On 23 April 1920, generals from the state of Sonora declared the Plan of Agua Prieta, proclaiming themselves in revolt against President Venustiano Carranza. They resented Carranza's insistence on a civilian successor and were infuriated that their candidate, General Alvaro Obregón, had been passed over in favor of colorless Ignacio Bonillas, Mexican ambassador to Washington. Although General Adolfo De La Huerta was named commander of the movement, Obregón soon took control.
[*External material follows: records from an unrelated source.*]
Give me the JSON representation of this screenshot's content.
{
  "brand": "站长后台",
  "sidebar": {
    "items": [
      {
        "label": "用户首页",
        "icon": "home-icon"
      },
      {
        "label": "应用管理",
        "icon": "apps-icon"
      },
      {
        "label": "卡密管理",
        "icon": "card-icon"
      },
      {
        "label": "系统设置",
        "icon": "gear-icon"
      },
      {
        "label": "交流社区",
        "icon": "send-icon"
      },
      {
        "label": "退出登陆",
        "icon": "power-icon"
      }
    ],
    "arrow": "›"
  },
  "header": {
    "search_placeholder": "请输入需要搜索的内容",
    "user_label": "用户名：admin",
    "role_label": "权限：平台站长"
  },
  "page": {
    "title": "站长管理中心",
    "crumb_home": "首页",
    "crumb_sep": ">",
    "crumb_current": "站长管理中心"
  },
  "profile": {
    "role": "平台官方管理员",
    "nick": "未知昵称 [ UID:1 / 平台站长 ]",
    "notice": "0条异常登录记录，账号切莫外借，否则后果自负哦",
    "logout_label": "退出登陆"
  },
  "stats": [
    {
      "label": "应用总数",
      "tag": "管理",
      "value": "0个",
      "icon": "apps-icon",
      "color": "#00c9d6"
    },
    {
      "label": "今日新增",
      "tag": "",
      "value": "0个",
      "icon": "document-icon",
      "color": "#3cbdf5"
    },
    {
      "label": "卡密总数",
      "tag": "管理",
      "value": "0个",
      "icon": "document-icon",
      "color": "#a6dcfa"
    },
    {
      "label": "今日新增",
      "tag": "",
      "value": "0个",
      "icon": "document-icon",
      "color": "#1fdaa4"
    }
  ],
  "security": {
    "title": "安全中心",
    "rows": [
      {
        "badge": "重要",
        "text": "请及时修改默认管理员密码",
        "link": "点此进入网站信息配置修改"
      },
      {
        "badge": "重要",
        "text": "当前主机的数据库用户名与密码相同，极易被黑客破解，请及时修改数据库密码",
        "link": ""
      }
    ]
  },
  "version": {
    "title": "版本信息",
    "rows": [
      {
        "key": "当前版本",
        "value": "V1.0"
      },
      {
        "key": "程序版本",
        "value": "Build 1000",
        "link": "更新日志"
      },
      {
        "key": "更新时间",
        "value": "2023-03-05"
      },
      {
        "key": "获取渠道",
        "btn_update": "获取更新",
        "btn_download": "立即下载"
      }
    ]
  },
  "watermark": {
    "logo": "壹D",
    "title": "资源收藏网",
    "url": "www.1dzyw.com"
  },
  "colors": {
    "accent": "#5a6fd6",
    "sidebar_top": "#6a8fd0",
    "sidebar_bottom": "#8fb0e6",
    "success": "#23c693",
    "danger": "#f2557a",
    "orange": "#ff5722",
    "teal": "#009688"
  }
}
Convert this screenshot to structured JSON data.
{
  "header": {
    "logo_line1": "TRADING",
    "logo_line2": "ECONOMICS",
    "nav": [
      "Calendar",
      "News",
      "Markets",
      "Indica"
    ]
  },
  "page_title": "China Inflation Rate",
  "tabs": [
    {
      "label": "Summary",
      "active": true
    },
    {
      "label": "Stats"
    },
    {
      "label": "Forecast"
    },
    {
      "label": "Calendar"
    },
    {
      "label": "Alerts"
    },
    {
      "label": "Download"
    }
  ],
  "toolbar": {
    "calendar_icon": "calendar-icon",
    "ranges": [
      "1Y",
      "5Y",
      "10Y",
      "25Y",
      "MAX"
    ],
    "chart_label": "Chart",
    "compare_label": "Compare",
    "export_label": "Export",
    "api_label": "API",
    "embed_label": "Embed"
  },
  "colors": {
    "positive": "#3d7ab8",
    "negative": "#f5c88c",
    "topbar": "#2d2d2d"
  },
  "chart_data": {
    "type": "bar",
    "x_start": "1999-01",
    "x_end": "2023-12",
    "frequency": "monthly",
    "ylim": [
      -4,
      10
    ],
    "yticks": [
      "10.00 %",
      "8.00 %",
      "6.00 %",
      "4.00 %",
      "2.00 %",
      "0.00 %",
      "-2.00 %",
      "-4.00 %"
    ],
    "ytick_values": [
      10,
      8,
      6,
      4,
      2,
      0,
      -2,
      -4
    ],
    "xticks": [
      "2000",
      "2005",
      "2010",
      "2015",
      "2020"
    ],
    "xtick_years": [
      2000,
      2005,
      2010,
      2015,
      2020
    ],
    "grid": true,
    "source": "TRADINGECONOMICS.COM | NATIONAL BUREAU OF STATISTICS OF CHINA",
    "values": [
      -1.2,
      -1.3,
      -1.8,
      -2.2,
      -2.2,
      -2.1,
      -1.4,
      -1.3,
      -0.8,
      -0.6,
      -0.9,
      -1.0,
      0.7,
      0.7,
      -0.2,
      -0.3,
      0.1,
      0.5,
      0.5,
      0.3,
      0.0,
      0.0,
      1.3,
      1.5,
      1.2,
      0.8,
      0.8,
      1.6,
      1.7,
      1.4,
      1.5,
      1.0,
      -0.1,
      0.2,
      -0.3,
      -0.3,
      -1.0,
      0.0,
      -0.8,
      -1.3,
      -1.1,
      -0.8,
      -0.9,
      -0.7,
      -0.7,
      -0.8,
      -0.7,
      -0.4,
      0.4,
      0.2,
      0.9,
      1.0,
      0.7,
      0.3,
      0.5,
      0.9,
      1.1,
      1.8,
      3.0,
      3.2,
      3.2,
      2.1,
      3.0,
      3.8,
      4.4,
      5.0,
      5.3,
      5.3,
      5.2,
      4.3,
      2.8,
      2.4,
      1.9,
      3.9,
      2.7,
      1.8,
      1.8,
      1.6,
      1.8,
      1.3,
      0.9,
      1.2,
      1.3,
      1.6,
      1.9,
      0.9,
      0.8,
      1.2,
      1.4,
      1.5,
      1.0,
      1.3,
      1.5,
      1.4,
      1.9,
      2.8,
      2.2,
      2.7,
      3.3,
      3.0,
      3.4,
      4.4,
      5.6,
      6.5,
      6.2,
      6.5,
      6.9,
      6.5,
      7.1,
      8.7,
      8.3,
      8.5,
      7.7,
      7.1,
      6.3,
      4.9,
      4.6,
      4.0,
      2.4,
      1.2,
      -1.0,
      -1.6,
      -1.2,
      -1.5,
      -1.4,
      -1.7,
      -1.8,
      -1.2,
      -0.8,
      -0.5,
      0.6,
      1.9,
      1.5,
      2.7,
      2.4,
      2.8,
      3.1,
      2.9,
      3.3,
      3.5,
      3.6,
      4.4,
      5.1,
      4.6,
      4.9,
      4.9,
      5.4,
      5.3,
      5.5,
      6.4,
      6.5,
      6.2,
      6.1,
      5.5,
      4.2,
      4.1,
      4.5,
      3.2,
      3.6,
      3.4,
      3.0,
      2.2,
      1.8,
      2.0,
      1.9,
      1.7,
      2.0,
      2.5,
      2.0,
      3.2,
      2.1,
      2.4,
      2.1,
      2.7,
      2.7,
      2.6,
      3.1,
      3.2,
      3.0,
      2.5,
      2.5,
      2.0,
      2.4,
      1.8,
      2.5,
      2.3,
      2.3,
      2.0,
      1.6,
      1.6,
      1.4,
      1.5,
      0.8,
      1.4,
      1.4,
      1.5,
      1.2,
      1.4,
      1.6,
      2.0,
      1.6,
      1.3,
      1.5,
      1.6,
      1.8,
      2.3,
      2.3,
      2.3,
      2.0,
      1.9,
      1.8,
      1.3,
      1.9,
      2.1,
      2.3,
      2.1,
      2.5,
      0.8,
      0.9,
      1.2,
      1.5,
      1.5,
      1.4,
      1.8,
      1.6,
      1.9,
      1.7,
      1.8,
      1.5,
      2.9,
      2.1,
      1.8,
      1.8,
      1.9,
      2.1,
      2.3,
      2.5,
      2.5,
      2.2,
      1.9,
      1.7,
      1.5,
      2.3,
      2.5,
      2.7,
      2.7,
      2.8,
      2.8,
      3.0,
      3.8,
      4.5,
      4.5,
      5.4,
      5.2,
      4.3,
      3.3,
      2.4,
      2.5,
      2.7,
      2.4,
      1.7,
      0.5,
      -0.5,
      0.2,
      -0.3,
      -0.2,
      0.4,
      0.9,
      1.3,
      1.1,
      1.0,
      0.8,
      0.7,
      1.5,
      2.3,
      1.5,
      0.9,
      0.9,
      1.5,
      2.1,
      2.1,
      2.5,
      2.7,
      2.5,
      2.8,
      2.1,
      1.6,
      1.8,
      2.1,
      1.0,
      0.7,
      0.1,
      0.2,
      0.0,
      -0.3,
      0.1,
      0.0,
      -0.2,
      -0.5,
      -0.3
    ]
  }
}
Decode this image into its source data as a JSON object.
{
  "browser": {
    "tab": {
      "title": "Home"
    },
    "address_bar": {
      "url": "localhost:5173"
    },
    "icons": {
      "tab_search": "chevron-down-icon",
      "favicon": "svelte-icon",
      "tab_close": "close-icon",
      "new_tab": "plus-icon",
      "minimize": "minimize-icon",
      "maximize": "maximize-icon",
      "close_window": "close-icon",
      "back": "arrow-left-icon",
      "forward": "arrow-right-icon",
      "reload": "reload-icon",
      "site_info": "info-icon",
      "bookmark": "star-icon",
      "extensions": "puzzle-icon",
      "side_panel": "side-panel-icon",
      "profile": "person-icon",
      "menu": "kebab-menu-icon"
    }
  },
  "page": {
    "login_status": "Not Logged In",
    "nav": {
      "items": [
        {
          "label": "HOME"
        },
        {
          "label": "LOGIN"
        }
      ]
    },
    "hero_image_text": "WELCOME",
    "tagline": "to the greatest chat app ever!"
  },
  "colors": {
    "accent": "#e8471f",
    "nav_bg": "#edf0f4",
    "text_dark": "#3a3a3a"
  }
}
Within a week the rebellion had won the support of most of the generals throughout the country; President Carranza fled Mexico City on 14 May and was assassinated 21 May. Following his election, Obregón became president on 1 December 1920. Mexico would not have a civilian president until the election of Miguel Alemán in 1946.

See alsoCarranza, Venustiano; de la Huerta, Adolfo; Obregón Salido, Álvaro.


Edwin Lieuwen, Mexican Militarism: The Political Rise and Fall of the Revolutionary Army, 1910–1940 (1968).

Linda B. Hall, Alvaro Obregón: Power and Revolution in Mexico, 1911–1920 (1981).

Additional Bibliography

Bantjes, Adrian A. As if Jesus Walked on Earth: Cardenismo, Sonora, and the Mexican Revolution. Lanham, MD: Rowman & Littlefield, 2007.

Gonzalez, Michael J. The Mexican Revolution, 1910–1940. Albuquerque: University of New Mexico Press, 2004.

Moguel, Josefina. Venustiano Carranza. México: Planeta, 2004.

                              Barbara A. Tenenbaum